Henrietta Lacks was born August 1, 1920, into a family of impoverished tobacco farmers in Roanoke, Virginia. She died at the age of 31 from the effects of cervical cancer on October 4, 1951, after treatment in Johns Hopkins Hospital in Baltimore, Maryland. But Henrietta Lacks’s cells did not die. A sample taken from her without permission became the immortal He-La cell line used for extensive biomedical research and then commodified in a multi-million dollar industry. Henrietta Lacks’s story was resurrected in magnificent detail in The Immortal Life of Henrietta Lacks, the 2010 bestseller by freelance science author Rebecca Skloot.

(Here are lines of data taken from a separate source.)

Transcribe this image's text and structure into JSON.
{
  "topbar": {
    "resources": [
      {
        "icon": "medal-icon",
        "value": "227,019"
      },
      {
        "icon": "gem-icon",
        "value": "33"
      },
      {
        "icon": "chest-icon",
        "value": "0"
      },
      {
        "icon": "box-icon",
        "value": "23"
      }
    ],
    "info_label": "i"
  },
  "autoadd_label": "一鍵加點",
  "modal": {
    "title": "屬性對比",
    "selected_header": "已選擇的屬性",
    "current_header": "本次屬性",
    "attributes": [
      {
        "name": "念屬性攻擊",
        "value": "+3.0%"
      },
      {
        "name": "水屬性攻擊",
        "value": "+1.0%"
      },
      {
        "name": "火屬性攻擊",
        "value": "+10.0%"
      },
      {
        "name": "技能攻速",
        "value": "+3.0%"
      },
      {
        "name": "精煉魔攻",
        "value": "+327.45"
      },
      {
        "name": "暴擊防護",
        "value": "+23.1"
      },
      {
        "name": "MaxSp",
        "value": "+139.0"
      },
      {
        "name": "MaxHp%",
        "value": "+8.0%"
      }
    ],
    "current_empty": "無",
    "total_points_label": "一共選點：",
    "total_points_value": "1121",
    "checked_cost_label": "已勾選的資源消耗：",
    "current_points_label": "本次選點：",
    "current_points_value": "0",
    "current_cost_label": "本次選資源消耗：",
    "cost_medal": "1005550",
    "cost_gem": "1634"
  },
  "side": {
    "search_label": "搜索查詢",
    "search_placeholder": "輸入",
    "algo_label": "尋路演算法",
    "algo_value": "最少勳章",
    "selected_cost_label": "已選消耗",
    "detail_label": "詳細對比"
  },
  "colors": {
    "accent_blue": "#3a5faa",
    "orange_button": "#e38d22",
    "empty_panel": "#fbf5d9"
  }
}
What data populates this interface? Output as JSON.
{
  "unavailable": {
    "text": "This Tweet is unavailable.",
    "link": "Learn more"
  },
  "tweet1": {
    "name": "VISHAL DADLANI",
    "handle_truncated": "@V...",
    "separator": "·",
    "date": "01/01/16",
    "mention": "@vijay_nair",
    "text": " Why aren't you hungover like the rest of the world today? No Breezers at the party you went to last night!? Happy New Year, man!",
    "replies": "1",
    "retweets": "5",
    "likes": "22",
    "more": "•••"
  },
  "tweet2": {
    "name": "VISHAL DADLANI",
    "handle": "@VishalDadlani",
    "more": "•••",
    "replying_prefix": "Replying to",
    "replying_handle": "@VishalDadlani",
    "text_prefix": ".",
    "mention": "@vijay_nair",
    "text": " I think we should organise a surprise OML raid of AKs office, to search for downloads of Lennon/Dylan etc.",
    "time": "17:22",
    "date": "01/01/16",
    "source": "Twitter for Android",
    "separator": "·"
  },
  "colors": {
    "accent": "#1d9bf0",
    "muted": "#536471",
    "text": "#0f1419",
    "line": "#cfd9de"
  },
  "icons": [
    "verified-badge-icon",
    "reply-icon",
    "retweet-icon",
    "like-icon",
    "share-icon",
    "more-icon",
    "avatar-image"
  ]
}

Born Loretta Pleasant (it is not clear how Henrietta became her first name), Henrietta’s mother, Eliza, died in childbirth in 1924. Henrietta’s father, John Pleasant (1881-1969), took the children to Clover, Virginia to be raised among relatives. Henrietta married David “Day” Lacks (1915-2002) in 1941. Following the Depression and between the two World Wars, opportunities for African Americans opened in the steel mills in Bethlehem, Maryland, near Baltimore, and in 1941, Henrietta and David left tobacco farming with the two children and joined the Great Migration. They bought a home in Turner Station, which is now Dundalk, Maryland.
In 1951, Henrietta Lacks was diagnosed with cervical cancer and was treated at the segregated Johns Hopkins Hospital with radium tube inserts, a standard treatment at the time. As a matter of routine, samples of her cervix were removed without permission. George Otto Gey (1899-1970), a cancer researcher at Hopkins had been trying for years to study cancer cells, but his task proved difficult because cells died in vitro (outside the body). The sample of cells Henrietta Lacks’s doctor made available to Gey, however, did not die. Instead, they continued to divide and multiply. The He-La cell line was born. He-La was a conflagration of Henrietta Lacks.
Permission for doctors to use anyone’s cells or body tissue at that time was traditionally not obtained, especially from patients seeking care in public hospitals. The irony was that Johns Hopkins (1795-1873), an abolitionist and philanthropist, founded the hospital in 1889 to make medical care available to the poor. Informed Consent as a doctrine came into practice in the late 1970s, nearly three decades after Henrietta Lack’s death.
Gey was the consummate professional biologist and used Henrietta Lacks’s cells in the sole interests of finding a cure for cancer. With no desire for profit, he made the He-La cells available to all interested in biological research, including virologist Jonas Salk (1914-1995). The He-La cell line, in turn, allowed the discovery of the Salk vaccine which led to the near worldwide eradication of polio.
The genetic revolution exploded almost immediately following her death. Molecular biologist James B. Watson (1928- ) and geneticist Francis Crick (1916-2004) created the double-helix model in the discovery of Deoxyribonucleic acid (DNA) in 1953. In the end, over 60,000 studies were published by researchers who use the He-Le cells, advancing their careers, the field of science that they were associated with, and the professional prestige of the institutions that employed them. During that time the Lacks family received no compensation for the usage of He-La cells.
- Hopkins Medince